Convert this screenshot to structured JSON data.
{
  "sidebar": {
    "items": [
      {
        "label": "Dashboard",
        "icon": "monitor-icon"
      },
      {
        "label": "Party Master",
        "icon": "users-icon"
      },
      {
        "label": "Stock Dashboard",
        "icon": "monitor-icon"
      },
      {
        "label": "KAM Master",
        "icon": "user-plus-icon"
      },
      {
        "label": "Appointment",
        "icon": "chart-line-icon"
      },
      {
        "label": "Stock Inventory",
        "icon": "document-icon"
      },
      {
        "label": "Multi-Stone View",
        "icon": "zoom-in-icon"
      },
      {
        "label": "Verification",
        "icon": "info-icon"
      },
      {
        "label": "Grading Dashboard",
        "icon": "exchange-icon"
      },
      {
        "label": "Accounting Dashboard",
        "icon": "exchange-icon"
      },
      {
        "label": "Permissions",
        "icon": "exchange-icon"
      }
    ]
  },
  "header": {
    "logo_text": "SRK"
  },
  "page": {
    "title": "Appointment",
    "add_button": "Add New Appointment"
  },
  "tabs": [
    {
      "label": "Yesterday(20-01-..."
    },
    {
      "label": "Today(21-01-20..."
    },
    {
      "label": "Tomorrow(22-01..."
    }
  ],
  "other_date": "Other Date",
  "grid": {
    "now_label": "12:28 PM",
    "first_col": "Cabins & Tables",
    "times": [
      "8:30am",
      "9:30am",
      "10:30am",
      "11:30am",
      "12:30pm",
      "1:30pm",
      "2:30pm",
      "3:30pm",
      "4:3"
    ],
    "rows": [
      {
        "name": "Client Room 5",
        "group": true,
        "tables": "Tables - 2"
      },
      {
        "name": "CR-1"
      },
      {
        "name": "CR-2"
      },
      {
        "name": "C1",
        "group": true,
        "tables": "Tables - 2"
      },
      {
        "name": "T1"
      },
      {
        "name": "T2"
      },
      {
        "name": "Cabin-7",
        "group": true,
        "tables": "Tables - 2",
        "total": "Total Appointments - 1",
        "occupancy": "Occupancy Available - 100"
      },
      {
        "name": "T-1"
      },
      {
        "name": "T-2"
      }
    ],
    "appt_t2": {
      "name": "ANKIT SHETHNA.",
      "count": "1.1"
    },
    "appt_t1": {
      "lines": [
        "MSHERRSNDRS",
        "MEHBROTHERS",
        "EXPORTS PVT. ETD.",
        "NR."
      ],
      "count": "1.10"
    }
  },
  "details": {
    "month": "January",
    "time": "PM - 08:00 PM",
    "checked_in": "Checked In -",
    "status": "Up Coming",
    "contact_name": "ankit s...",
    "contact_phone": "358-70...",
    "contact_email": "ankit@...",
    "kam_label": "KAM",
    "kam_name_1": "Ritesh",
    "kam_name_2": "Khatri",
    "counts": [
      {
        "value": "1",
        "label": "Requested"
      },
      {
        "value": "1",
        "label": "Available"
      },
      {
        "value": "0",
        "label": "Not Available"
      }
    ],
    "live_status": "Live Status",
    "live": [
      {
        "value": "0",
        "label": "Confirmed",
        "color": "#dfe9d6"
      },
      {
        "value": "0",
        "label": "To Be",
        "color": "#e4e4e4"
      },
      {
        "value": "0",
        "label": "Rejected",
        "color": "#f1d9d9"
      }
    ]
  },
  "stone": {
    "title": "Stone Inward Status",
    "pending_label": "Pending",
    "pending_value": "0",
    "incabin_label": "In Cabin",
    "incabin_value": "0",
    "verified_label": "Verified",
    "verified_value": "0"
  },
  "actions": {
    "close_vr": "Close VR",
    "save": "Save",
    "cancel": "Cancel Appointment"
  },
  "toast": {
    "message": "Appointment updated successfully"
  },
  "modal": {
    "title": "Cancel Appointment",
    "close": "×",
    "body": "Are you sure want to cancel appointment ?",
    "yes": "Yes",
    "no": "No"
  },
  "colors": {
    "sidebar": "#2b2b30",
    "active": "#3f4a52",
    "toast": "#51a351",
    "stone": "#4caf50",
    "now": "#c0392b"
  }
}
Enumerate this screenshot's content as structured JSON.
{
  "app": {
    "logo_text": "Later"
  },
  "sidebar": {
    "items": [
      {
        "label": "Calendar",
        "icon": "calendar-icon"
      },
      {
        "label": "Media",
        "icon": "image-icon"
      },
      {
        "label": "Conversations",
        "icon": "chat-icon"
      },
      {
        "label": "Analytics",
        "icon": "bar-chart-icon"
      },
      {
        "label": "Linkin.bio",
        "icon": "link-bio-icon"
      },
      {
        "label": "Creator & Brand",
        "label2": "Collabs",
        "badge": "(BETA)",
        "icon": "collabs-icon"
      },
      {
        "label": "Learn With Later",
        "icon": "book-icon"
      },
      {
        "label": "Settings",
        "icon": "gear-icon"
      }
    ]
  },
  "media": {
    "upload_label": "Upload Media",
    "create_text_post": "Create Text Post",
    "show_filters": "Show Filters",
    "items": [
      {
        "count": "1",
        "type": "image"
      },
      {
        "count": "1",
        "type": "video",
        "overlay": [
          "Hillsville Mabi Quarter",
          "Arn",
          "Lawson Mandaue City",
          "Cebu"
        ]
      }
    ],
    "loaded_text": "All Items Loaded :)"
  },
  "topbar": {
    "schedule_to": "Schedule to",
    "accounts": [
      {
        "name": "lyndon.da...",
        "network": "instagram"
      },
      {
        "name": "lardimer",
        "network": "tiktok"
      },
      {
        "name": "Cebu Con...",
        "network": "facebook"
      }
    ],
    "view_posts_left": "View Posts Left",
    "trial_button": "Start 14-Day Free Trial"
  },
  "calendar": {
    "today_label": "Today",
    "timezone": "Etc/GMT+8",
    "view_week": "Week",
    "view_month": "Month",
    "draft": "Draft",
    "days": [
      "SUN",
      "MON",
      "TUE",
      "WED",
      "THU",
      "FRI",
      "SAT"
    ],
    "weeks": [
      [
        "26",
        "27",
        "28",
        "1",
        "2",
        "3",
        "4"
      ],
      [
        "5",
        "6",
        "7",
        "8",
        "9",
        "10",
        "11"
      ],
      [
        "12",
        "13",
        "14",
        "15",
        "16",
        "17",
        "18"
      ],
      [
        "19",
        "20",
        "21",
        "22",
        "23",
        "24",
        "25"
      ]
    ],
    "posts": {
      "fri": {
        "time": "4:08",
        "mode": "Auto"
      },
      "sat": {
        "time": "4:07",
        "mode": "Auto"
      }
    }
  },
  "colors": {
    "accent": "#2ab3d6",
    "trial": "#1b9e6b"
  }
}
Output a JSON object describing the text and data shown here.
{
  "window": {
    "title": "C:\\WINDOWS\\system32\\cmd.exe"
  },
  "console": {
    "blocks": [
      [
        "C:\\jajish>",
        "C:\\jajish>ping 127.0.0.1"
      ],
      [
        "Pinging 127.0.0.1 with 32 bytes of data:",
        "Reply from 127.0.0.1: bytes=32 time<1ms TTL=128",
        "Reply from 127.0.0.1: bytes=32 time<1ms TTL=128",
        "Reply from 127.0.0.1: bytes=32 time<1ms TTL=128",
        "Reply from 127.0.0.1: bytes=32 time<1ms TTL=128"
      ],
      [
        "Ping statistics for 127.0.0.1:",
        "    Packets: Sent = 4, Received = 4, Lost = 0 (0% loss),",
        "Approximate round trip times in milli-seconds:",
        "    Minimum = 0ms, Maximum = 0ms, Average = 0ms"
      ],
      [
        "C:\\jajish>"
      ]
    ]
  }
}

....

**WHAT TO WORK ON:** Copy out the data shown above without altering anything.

**TASK OUTPUT:**
Convert this screenshot to structured JSON data.
{
  "sidebar": {
    "items": [
      {
        "label": "Dashboard",
        "icon": "monitor-icon"
      },
      {
        "label": "Party Master",
        "icon": "users-icon"
      },
      {
        "label": "Stock Dashboard",
        "icon": "monitor-icon"
      },
      {
        "label": "KAM Master",
        "icon": "user-plus-icon"
      },
      {
        "label": "Appointment",
        "icon": "chart-line-icon"
      },
      {
        "label": "Stock Inventory",
        "icon": "document-icon"
      },
      {
        "label": "Multi-Stone View",
        "icon": "zoom-in-icon"
      },
      {
        "label": "Verification",
        "icon": "info-icon"
      },
      {
        "label": "Grading Dashboard",
        "icon": "exchange-icon"
      },
      {
        "label": "Accounting Dashboard",
        "icon": "exchange-icon"
      },
      {
        "label": "Permissions",
        "icon": "exchange-icon"
      }
    ]
  },
  "header": {
    "logo_text": "SRK"
  },
  "page": {
    "title": "Appointment",
    "add_button": "Add New Appointment"
  },
  "tabs": [
    {
      "label": "Yesterday(20-01-..."
    },
    {
      "label": "Today(21-01-20..."
    },
    {
      "label": "Tomorrow(22-01..."
    }
  ],
  "other_date": "Other Date",
  "grid": {
    "now_label": "12:28 PM",
    "first_col": "Cabins & Tables",
    "times": [
      "8:30am",
      "9:30am",
      "10:30am",
      "11:30am",
      "12:30pm",
      "1:30pm",
      "2:30pm",
      "3:30pm",
      "4:3"
    ],
    "rows": [
      {
        "name": "Client Room 5",
        "group": true,
        "tables": "Tables - 2"
      },
      {
        "name": "CR-1"
      },
      {
        "name": "CR-2"
      },
      {
        "name": "C1",
        "group": true,
        "tables": "Tables - 2"
      },
      {
        "name": "T1"
      },
      {
        "name": "T2"
      },
      {
        "name": "Cabin-7",
        "group": true,
        "tables": "Tables - 2",
        "total": "Total Appointments - 1",
        "occupancy": "Occupancy Available - 100"
      },
      {
        "name": "T-1"
      },
      {
        "name": "T-2"
      }
    ],
    "appt_t2": {
      "name": "ANKIT SHETHNA.",
      "count": "1.1"
    },
    "appt_t1": {
      "lines": [
        "MSHERRSNDRS",
        "MEHBROTHERS",
        "EXPORTS PVT. ETD.",
        "NR."
      ],
      "count": "1.10"
    }
  },
  "details": {
    "month": "January",
    "time": "PM - 08:00 PM",
    "checked_in": "Checked In -",
    "status": "Up Coming",
    "contact_name": "ankit s...",
    "contact_phone": "358-70...",
    "contact_email": "ankit@...",
    "kam_label": "KAM",
    "kam_name_1": "Ritesh",
    "kam_name_2": "Khatri",
    "counts": [
      {
        "value": "1",
        "label": "Requested"
      },
      {
        "value": "1",
        "label": "Available"
      },
      {
        "value": "0",
        "label": "Not Available"
      }
    ],
    "live_status": "Live Status",
    "live": [
      {
        "value": "0",
        "label": "Confirmed",
        "color": "#dfe9d6"
      },
      {
        "value": "0",
        "label": "To Be",
        "color": "#e4e4e4"
      },
      {
        "value": "0",
        "label": "Rejected",
        "color": "#f1d9d9"
      }
    ]
  },
  "stone": {
    "title": "Stone Inward Status",
    "pending_label": "Pending",
    "pending_value": "0",
    "incabin_label": "In Cabin",
    "incabin_value": "0",
    "verified_label": "Verified",
    "verified_value": "0"
  },
  "actions": {
    "close_vr": "Close VR",
    "save": "Save",
    "cancel": "Cancel Appointment"
  },
  "toast": {
    "message": "Appointment updated successfully"
  },
  "modal": {
    "title": "Cancel Appointment",
    "close": "×",
    "body": "Are you sure want to cancel appointment ?",
    "yes": "Yes",
    "no": "No"
  },
  "colors": {
    "sidebar": "#2b2b30",
    "active": "#3f4a52",
    "toast": "#51a351",
    "stone": "#4caf50",
    "now": "#c0392b"
  }
}
Enumerate this screenshot's content as structured JSON.
{
  "app": {
    "logo_text": "Later"
  },
  "sidebar": {
    "items": [
      {
        "label": "Calendar",
        "icon": "calendar-icon"
      },
      {
        "label": "Media",
        "icon": "image-icon"
      },
      {
        "label": "Conversations",
        "icon": "chat-icon"
      },
      {
        "label": "Analytics",
        "icon": "bar-chart-icon"
      },
      {
        "label": "Linkin.bio",
        "icon": "link-bio-icon"
      },
      {
        "label": "Creator & Brand",
        "label2": "Collabs",
        "badge": "(BETA)",
        "icon": "collabs-icon"
      },
      {
        "label": "Learn With Later",
        "icon": "book-icon"
      },
      {
        "label": "Settings",
        "icon": "gear-icon"
      }
    ]
  },
  "media": {
    "upload_label": "Upload Media",
    "create_text_post": "Create Text Post",
    "show_filters": "Show Filters",
    "items": [
      {
        "count": "1",
        "type": "image"
      },
      {
        "count": "1",
        "type": "video",
        "overlay": [
          "Hillsville Mabi Quarter",
          "Arn",
          "Lawson Mandaue City",
          "Cebu"
        ]
      }
    ],
    "loaded_text": "All Items Loaded :)"
  },
  "topbar": {
    "schedule_to": "Schedule to",
    "accounts": [
      {
        "name": "lyndon.da...",
        "network": "instagram"
      },
      {
        "name": "lardimer",
        "network": "tiktok"
      },
      {
        "name": "Cebu Con...",
        "network": "facebook"
      }
    ],
    "view_posts_left": "View Posts Left",
    "trial_button": "Start 14-Day Free Trial"
  },
  "calendar": {
    "today_label": "Today",
    "timezone": "Etc/GMT+8",
    "view_week": "Week",
    "view_month": "Month",
    "draft": "Draft",
    "days": [
      "SUN",
      "MON",
      "TUE",
      "WED",
      "THU",
      "FRI",
      "SAT"
    ],
    "weeks": [
      [
        "26",
        "27",
        "28",
        "1",
        "2",
        "3",
        "4"
      ],
      [
        "5",
        "6",
        "7",
        "8",
        "9",
        "10",
        "11"
      ],
      [
        "12",
        "13",
        "14",
        "15",
        "16",
        "17",
        "18"
      ],
      [
        "19",
        "20",
        "21",
        "22",
        "23",
        "24",
        "25"
      ]
    ],
    "posts": {
      "fri": {
        "time": "4:08",
        "mode": "Auto"
      },
      "sat": {
        "time": "4:07",
        "mode": "Auto"
      }
    }
  },
  "colors": {
    "accent": "#2ab3d6",
    "trial": "#1b9e6b"
  }
}
Output a JSON object describing the text and data shown here.
{
  "window": {
    "title": "C:\\WINDOWS\\system32\\cmd.exe"
  },
  "console": {
    "blocks": [
      [
        "C:\\jajish>",
        "C:\\jajish>ping 127.0.0.1"
      ],
      [
        "Pinging 127.0.0.1 with 32 bytes of data:",
        "Reply from 127.0.0.1: bytes=32 time<1ms TTL=128",
        "Reply from 127.0.0.1: bytes=32 time<1ms TTL=128",
        "Reply from 127.0.0.1: bytes=32 time<1ms TTL=128",
        "Reply from 127.0.0.1: bytes=32 time<1ms TTL=128"
      ],
      [
        "Ping statistics for 127.0.0.1:",
        "    Packets: Sent = 4, Received = 4, Lost = 0 (0% loss),",
        "Approximate round trip times in milli-seconds:",
        "    Minimum = 0ms, Maximum = 0ms, Average = 0ms"
      ],
      [
        "C:\\jajish>"
      ]
    ]
  }
}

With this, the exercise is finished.